Home » UK law students give high schoolers new perspective on legal system

UK law students give high schoolers new perspective on legal system

UK law students participating in the new StreetLaw organization include (back row, left to right) Ismaila Ceesay, Larry Doucet, John Ritter, Evan Dunn and Thomas Wall. In front (from left to right) are Amy Robertson, Cortney Lollar, assistant professor of law at the UK College of Law and faculty advisor for StreetLaw; Victoria Dickson; and Jacqueline Graves.

Over the last few months, University of Kentucky law students have lived and breathed StreetLaw — a brand-new student organization at the UK College of Law dedicated to teaching high school students and members of the Lexington community about law and the legal system.

Working under the supervision of faculty advisor Cortney Lollar, assistant professor of law at the UK College of Law, and local attorneys Carmen Ross and Lindsay Perdue, UK Law students have utilized their legal education to teach real-life lessons in law and government to high school students, empowering them to go forward and make positive changes in the community, while also inspiring them to consider a future legal career. Lessons taught include criminal and civil law, employment law, housing law and family law.

The idea for StreetLaw at UK came from the national nonprofit organization that began in 1972, when a small group of Georgetown University Law Center students developed an experimental curriculum to teach District of Columbia high school students about basic legal principles. It was Lollar’s vision to establish such a program at UK Law and use it to make a difference in the Lexington community.

Following Lollar’s initial announcement of StreetLaw at UK, 60 law students quickly jumped at the idea to join. Bryan Station High School and Martin Luther King, Jr. Academy for Excellence in Lexington agreed to be host schools.

“The administrations at both schools recognized the value of the StreetLaw program for their students and were willing to provide both their students and our students the opportunity to further their education in a very hands-on way,” Lollar said. “The law students and the high school students both learned a lot from each other over the course of the semester.”

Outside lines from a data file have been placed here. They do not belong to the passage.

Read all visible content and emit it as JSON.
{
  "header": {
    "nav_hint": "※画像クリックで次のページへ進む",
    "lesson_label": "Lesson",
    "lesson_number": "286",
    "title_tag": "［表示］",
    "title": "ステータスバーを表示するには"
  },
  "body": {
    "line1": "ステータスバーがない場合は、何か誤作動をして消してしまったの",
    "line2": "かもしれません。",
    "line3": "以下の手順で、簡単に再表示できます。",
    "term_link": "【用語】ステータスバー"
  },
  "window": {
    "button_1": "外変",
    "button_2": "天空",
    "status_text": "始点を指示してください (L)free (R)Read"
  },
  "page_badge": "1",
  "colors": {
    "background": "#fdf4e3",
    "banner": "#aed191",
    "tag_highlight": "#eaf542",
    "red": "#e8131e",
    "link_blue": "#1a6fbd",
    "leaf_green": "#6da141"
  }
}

In December, the organization held elections to establish an executive board. The elected board members then drafted and approved a constitution and provided training to certify 30 student teachers. With strengths, diversity and law class variation in mind, student teachers were paired off to complement each other in the classroom. After modernizing problems contained in each lesson, student teachers gave trial presentations to coordinators and volunteer attorneys who provided valuable feedback and direction.

UK Law students successfully taught 20 lessons this past semester, 10 at each of the two participating high schools, with 10 to 12 students at each lesson. At the end of the 10-week period, each participating high school student was presented with a certificate at an awards celebration in recognition of their accomplishment.

Looking ahead to the next school year, the organization is planning to continue the initiative, with the hope of adding a third high school into the program.

“Our goal was to make a small difference,” said third-year law student Thomas Wall, “but the impact this unforgettable experience had on us as law students was profound.”